*** Records to use Section Begins ***

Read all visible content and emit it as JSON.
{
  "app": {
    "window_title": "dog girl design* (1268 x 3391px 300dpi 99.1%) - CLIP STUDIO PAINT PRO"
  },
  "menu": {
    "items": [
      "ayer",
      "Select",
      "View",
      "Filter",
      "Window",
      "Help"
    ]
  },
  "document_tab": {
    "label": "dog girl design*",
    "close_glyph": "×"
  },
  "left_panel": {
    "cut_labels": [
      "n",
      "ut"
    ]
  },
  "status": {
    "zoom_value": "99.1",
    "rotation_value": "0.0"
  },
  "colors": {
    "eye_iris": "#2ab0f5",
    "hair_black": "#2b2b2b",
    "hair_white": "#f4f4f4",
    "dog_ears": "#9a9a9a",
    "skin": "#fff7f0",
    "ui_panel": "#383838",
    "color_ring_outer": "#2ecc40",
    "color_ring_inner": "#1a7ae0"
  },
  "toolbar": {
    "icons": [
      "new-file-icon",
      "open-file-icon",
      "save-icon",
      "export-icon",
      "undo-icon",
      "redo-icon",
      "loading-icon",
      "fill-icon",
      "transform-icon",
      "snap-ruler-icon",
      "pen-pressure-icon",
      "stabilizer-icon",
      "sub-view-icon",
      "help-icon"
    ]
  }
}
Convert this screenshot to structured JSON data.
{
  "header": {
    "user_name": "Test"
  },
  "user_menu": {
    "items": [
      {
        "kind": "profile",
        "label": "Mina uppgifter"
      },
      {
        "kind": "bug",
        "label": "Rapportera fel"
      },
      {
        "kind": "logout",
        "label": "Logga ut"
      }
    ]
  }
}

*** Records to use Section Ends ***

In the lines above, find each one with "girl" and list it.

    "window_title": "dog girl design* (1268 x 3391px 300dpi 99.1%) - CLIP STUDIO PAINT PRO"
    "label": "dog girl design*",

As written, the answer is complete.